- Kimchee – spicy fermented cabbage – gross, didn’t like it. (Korea)
- Eel, Octopus, and other Fishlike things – I generally didn’t like Korean Food. They love their oily fish. (Korea)
- Mooncake - This is like a fig cake with a hard boiled egg yolk in the middle. It’s a traditional food eaten during the moon festival in China. They are very sweet, which is unusual because I didn’t see the Chinese eating many desserts like we do.
In Asia, I specifically avoided the exotic endangered species meals. I didn’t eat shark fin soup, or birds nest soup or any of that stuff. My most favorite food was the fresh dumplings. Yum.
- Wild Mushrooms – many varieties either picked by us or bought in the store
- Wild Fiddle Head Ferns – both bought or picked
- A live goldfish (okay, I admit I was at a frat party and it was a dare)
- Liver and Other Sweat breads – not my thing
I don’t recall ever eating frog legs, turtle soup or escargot. I’m sure if I thought about it some more, I’d have a few others to add.
I’ll end with some safety tips. If you’re in a very exotic overseas location and want to experiment, it’s best to try a touristy place either in a hotel or something well known. Yes, the Carnivore was touristy and overpriced, but we didn’t get sick after eating there. Generally we eat very little street food or meat when we travel. Fruit is great, as are COOKED vegetables and rice. There is no way of telling how long that hunk of meat has been hanging out on that hook and in many tropical countries it has got to be rancid and maggot filled from the heat and flies. Only drink bottled drinks. Don’t use ice. Bottled Beer is usually very safe and tasty. Always pack Imodium.

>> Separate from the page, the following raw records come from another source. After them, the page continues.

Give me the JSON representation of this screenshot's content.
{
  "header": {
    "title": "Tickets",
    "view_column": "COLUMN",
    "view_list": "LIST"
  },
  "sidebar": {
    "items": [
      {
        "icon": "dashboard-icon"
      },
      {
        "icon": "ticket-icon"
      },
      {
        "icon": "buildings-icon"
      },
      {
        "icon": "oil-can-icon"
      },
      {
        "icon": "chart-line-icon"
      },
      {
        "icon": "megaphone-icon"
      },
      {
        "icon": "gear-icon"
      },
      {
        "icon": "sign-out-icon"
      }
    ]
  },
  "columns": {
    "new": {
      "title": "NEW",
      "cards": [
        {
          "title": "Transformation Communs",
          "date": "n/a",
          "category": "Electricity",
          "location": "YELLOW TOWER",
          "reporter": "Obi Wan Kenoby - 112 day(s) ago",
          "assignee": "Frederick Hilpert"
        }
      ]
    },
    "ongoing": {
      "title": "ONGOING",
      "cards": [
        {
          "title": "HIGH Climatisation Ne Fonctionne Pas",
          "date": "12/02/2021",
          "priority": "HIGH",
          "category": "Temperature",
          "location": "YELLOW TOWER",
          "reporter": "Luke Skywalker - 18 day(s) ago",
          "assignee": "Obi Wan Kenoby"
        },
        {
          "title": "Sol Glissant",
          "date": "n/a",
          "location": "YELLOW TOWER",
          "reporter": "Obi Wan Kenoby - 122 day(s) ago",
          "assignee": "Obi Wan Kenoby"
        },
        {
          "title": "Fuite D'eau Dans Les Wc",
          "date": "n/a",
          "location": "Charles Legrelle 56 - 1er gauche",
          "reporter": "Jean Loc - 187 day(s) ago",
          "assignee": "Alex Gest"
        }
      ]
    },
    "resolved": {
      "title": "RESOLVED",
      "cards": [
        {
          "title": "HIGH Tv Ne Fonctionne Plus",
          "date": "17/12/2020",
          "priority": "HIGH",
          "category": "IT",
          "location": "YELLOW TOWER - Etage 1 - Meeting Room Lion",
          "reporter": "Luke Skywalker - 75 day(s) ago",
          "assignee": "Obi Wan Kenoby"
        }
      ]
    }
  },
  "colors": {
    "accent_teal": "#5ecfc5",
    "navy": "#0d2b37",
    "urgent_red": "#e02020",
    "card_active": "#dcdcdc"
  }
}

Now it’s your turn. What strange food have you tried? Are there any that aren’t on my list?